Data provided START
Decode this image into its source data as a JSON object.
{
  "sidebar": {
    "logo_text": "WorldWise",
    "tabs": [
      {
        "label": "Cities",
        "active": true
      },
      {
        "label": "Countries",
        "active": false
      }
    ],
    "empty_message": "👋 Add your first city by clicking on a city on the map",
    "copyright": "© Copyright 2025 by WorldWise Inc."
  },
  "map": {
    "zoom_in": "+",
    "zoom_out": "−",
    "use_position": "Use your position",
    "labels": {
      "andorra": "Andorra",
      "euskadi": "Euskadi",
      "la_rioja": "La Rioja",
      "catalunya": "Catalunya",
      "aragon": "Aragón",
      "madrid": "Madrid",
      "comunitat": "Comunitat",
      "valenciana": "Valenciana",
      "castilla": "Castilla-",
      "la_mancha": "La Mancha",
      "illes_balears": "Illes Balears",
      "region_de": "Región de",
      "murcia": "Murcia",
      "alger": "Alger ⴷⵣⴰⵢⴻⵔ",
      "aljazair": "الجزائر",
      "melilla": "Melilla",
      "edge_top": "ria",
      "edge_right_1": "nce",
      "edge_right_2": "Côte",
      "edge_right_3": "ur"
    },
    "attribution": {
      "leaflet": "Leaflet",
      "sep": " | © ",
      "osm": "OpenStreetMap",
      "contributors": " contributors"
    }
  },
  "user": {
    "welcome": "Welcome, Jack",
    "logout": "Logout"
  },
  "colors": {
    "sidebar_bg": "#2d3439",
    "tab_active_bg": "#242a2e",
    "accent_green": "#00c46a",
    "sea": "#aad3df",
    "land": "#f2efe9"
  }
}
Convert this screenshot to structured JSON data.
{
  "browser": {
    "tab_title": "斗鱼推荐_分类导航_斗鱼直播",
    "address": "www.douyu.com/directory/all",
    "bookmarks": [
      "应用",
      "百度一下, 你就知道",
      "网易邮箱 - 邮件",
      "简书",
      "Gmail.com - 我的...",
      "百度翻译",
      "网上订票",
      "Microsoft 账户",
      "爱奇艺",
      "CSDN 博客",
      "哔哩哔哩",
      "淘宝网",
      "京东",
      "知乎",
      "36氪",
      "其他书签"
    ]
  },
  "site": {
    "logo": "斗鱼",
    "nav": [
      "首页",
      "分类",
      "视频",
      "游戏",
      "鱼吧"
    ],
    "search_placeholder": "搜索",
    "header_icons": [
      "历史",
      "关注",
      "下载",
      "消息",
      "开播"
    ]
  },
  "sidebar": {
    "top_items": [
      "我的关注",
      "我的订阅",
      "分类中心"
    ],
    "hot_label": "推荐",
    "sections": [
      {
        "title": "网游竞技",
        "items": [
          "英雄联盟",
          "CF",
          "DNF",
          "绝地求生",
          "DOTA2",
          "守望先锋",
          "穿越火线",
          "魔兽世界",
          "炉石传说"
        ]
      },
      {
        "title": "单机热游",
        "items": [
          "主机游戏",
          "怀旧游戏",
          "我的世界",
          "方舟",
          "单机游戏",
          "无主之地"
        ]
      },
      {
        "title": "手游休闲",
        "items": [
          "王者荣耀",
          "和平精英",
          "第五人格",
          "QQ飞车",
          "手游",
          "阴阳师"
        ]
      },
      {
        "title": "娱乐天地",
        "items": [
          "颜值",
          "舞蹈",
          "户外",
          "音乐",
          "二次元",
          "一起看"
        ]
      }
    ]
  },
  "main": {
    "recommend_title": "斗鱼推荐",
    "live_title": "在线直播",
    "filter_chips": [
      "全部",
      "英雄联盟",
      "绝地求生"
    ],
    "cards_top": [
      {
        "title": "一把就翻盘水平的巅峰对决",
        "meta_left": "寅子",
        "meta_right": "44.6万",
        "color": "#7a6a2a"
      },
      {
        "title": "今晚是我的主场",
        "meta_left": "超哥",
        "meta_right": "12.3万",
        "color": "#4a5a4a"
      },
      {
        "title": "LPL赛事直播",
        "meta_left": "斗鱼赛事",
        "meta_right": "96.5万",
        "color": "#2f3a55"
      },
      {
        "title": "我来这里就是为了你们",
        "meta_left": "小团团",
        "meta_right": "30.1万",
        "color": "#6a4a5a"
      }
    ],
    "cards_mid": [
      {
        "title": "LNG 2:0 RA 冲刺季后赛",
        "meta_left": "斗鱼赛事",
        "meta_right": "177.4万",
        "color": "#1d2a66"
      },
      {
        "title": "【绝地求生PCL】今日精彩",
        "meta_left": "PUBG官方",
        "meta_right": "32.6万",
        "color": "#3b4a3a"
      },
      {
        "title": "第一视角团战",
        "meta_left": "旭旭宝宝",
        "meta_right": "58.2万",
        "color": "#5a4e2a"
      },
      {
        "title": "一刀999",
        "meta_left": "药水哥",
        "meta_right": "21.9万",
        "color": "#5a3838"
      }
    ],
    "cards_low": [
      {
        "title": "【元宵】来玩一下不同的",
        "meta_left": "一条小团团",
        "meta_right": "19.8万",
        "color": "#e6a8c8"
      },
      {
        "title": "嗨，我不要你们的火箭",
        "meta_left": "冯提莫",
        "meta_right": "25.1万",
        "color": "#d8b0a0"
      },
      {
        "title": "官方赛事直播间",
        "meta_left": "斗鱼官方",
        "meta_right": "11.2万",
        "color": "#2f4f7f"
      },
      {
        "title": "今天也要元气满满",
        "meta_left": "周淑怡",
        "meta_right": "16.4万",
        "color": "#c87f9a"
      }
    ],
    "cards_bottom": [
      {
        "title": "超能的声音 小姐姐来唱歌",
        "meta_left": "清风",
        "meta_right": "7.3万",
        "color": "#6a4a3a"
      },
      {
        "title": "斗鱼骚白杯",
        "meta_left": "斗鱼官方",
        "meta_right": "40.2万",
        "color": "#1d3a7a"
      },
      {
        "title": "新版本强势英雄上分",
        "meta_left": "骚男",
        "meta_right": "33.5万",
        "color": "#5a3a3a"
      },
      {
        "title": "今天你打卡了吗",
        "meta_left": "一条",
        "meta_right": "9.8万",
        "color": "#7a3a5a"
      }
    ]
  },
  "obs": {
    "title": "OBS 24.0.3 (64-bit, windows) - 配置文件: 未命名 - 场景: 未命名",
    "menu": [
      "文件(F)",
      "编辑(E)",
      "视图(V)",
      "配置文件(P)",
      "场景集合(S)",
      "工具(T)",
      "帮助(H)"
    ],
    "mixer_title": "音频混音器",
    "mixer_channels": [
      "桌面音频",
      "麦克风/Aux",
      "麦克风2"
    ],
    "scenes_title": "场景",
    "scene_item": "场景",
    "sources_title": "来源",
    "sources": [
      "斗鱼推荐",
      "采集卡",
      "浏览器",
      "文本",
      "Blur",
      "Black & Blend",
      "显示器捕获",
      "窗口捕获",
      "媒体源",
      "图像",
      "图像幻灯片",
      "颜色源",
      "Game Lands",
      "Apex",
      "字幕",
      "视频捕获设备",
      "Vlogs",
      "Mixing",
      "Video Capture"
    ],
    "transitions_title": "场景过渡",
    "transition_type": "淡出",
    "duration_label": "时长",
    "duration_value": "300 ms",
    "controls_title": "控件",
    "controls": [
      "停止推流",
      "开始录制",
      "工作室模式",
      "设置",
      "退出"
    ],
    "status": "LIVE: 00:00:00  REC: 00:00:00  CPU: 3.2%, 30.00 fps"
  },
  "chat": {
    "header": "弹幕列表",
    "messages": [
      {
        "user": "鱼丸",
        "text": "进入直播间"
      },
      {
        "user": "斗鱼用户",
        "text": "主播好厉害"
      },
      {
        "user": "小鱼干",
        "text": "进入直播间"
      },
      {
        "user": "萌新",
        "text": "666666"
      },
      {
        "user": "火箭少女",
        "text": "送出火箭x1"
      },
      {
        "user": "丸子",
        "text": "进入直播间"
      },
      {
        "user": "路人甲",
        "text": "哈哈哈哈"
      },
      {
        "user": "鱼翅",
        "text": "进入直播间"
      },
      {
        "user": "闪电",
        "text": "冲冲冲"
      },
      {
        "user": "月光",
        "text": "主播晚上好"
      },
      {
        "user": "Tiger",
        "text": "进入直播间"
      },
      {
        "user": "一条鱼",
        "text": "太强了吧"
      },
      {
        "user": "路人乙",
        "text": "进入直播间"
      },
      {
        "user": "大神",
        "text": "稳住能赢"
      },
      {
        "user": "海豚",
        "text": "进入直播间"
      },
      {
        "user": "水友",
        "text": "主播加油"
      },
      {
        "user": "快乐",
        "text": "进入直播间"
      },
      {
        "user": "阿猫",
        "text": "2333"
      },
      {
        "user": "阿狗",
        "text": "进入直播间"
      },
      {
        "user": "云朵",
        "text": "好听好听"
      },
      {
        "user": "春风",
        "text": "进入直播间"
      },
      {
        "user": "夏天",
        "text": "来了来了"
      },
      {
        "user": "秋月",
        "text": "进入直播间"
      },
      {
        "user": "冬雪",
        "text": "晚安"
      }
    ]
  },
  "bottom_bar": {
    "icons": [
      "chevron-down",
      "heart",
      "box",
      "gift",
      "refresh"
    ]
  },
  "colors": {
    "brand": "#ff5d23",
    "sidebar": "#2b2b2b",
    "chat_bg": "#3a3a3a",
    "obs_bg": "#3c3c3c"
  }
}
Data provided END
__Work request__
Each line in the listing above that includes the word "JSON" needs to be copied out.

__Finished exercise__
Decode this image into its source data as a JSON object.
Convert this screenshot to structured JSON data.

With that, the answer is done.